Former parliamentarian Bedru Adem called two witnesses to testify that he was in prison on the date he was accused of participating in street violence. He also said he was not trying to incite violence when he addressed two pre-election rallies.
"I called upon the people to change the system peacefully, nonviolently, using their voters card," he told the court.
Regarding the charge that he threw rocks at police during a November 2005 riot, he said: "I'm an old person, I'm 50 years old. I have gray hairs and they are saying that I threw rocks. It would've been better if they said I shot guns."
It was not clear how many of the 48 defendants would choose to put on a defense. Thirty-eight of the defendants asked presiding Judge Adil Ahmed to give them the court's list of accusations and evidence before they would agree to defend themselves.
The judge also asked four newspaper owners, who had charges dropped against them as individuals, to defend their organizations. He issued a warrant seeking the identities of two other newspaper owners, who have not yet appeared in court.
The judge then adjourned until Wednesday.
The defendants were charged in December 2005 with treason, inciting violence and attempted genocide. On April 9, the court freed 25 prisoners, among them eight journalists. Earlier in April, the judge dropped the charges of treason and attempted genocide.
The trial has been widely condemned by international human rights groups as an attempt to silence Ethiopian government critics. The opposition leaders have claimed the trial is politically motivated.
The violence erupted during protests over elections that returned Prime Minister Meles Zenawi to power in May 2005. The opposition, despite winning an unprecedented number of parliamentary seats, claimed the vote was rigged, and EU observers said the polls were marred by irregularities.
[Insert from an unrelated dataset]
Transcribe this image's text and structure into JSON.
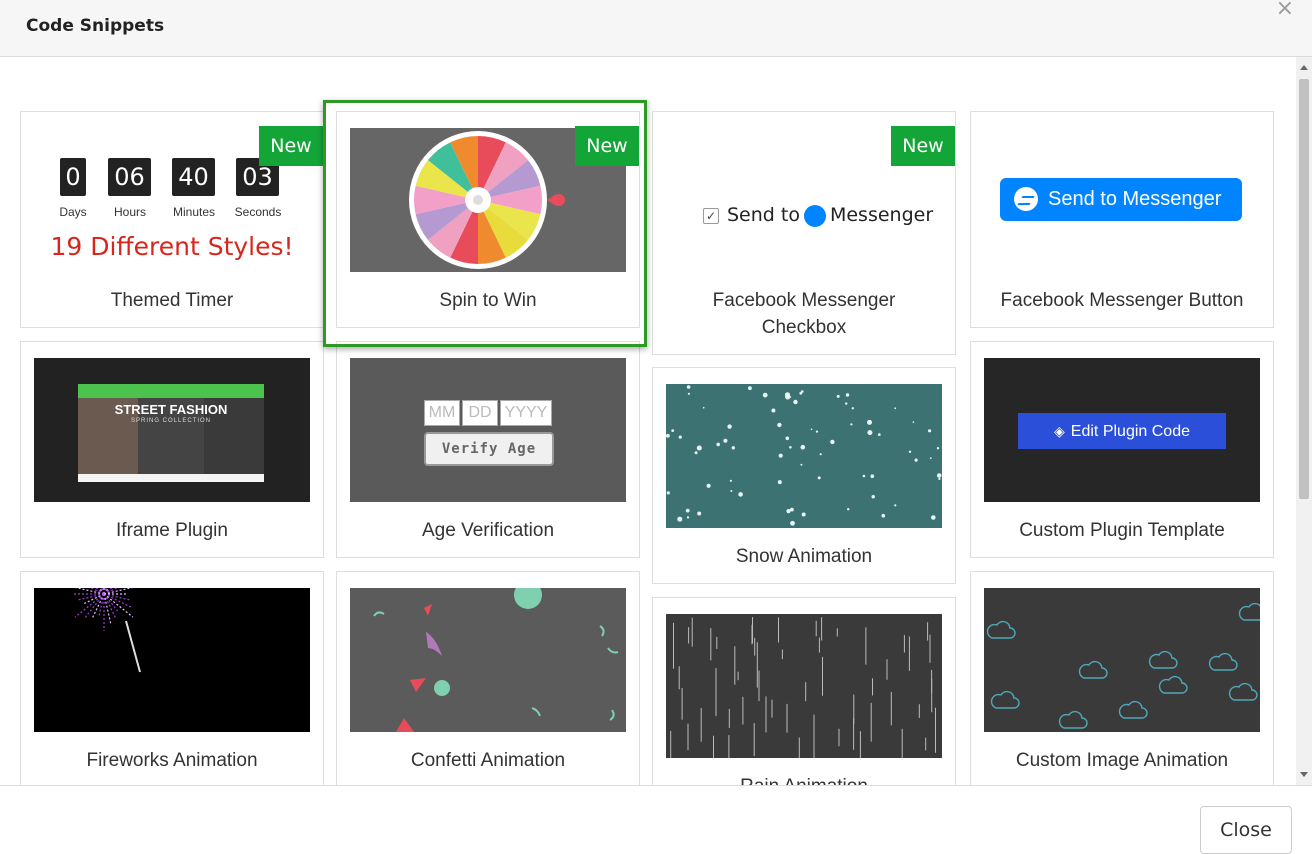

Late last year, Ethiopia acknowledged that its security forces killed 193 civilians protesting alleged election fraud, but insisted they did not use excessive force. A senior judge appointed to investigate the violence had accused the security forces of excessive force.